▸ **PROBLEM DETAILS**: Could you copy each line of the entries that contains "title"?

++++++

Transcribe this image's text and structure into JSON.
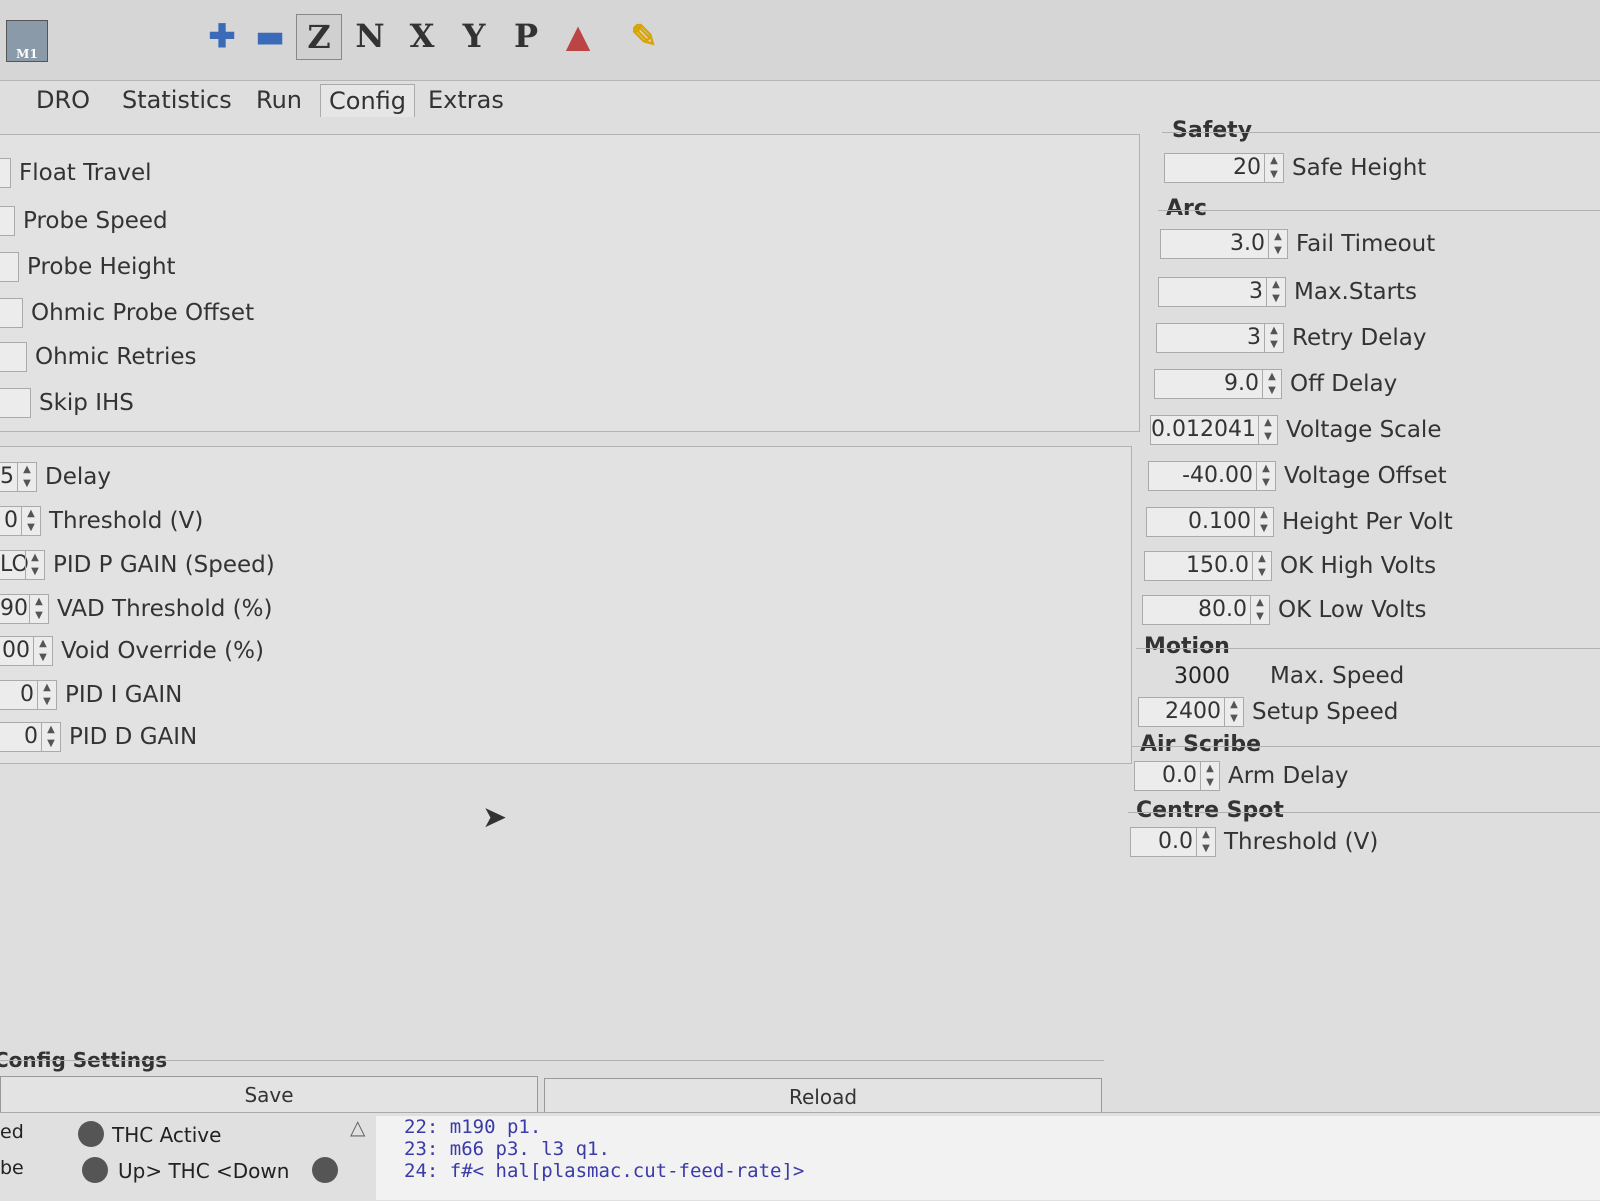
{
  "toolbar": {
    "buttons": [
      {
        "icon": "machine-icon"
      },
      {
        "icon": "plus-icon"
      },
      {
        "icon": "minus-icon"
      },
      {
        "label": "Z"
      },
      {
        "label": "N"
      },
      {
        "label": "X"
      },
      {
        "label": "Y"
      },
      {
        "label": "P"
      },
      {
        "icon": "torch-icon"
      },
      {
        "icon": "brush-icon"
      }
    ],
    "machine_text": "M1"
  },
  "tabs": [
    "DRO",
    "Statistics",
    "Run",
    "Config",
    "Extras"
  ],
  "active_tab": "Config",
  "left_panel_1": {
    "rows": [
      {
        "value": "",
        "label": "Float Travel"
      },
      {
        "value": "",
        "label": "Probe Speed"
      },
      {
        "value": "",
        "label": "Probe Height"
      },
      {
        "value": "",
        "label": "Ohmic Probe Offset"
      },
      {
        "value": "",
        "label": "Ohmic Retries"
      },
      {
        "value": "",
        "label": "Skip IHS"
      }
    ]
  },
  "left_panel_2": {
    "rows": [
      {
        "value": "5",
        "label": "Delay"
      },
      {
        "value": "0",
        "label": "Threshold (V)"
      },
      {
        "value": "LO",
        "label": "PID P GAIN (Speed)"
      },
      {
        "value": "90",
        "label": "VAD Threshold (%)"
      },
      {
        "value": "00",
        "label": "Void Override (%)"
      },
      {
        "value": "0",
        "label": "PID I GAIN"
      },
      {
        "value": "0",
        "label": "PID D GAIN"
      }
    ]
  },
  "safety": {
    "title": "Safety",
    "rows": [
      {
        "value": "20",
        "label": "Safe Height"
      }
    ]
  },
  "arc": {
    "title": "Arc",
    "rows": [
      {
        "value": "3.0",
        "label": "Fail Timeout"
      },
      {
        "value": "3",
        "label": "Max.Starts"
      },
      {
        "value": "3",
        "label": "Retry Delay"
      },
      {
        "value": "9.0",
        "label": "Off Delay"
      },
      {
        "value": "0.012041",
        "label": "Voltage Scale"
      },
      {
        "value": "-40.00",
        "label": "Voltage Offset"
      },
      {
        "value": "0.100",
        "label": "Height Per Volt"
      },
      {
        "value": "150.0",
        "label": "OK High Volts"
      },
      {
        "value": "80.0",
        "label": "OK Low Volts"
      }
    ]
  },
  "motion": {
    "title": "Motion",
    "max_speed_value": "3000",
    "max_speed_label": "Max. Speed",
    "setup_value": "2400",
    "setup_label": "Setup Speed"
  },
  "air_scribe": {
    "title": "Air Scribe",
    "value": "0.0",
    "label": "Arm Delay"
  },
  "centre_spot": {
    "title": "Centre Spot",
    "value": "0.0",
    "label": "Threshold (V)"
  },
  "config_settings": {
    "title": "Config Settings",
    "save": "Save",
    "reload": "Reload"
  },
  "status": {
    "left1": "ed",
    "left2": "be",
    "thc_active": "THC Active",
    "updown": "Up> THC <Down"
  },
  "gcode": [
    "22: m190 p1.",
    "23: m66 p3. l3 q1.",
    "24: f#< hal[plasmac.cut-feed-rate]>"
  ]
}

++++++

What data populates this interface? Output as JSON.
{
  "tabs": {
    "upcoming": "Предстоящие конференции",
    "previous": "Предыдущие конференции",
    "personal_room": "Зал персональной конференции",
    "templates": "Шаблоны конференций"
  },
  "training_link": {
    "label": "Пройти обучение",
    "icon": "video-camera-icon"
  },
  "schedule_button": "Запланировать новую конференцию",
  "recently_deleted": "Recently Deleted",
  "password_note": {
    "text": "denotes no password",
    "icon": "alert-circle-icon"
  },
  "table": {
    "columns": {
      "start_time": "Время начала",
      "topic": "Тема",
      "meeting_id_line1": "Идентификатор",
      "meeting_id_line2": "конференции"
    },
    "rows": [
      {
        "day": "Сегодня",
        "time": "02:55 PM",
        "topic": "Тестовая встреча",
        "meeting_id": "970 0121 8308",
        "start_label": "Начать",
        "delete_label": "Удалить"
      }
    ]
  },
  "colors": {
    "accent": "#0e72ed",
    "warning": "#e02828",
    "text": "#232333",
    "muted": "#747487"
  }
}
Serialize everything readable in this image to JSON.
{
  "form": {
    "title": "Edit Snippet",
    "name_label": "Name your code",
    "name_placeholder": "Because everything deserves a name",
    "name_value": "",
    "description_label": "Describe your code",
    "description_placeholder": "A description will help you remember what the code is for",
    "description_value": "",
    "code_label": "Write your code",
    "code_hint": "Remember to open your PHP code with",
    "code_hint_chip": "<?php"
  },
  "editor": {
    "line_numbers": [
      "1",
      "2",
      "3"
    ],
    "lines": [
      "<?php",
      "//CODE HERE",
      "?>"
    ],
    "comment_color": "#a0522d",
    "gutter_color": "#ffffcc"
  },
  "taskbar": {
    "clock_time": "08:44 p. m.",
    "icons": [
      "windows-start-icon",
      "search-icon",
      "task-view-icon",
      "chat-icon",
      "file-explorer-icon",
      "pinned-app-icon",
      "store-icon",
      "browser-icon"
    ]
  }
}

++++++

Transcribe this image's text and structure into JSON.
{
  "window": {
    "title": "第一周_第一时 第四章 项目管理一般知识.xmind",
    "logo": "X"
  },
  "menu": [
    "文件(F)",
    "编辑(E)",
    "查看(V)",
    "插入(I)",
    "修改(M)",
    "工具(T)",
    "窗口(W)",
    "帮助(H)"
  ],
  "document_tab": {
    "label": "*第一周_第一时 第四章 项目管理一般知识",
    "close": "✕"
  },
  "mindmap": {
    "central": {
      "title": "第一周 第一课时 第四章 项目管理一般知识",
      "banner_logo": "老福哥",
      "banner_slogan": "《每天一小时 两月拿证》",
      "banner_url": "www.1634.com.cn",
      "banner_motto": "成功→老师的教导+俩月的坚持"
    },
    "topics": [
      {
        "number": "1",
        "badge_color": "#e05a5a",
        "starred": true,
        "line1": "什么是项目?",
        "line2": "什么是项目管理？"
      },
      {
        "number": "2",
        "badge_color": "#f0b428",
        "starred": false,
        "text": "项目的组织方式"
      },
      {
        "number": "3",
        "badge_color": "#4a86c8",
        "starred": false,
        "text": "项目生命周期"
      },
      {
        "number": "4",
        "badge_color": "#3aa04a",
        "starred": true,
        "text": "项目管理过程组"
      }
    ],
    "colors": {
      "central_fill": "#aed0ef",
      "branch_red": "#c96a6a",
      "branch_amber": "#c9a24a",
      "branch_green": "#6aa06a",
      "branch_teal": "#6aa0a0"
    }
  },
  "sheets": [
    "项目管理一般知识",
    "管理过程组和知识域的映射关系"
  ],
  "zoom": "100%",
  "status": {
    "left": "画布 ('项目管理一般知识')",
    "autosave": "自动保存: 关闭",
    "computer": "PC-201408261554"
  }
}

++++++

▸ **FINAL ANSWER**:
    "title": "Safety",
    "title": "Arc",
    "title": "Motion",
    "title": "Air Scribe",
    "title": "Centre Spot",
    "title": "Config Settings",
    "title": "Edit Snippet",
    "title": "第一周_第一时 第四章 项目管理一般知识.xmind",
      "title": "第一周 第一课时 第四章 项目管理一般知识",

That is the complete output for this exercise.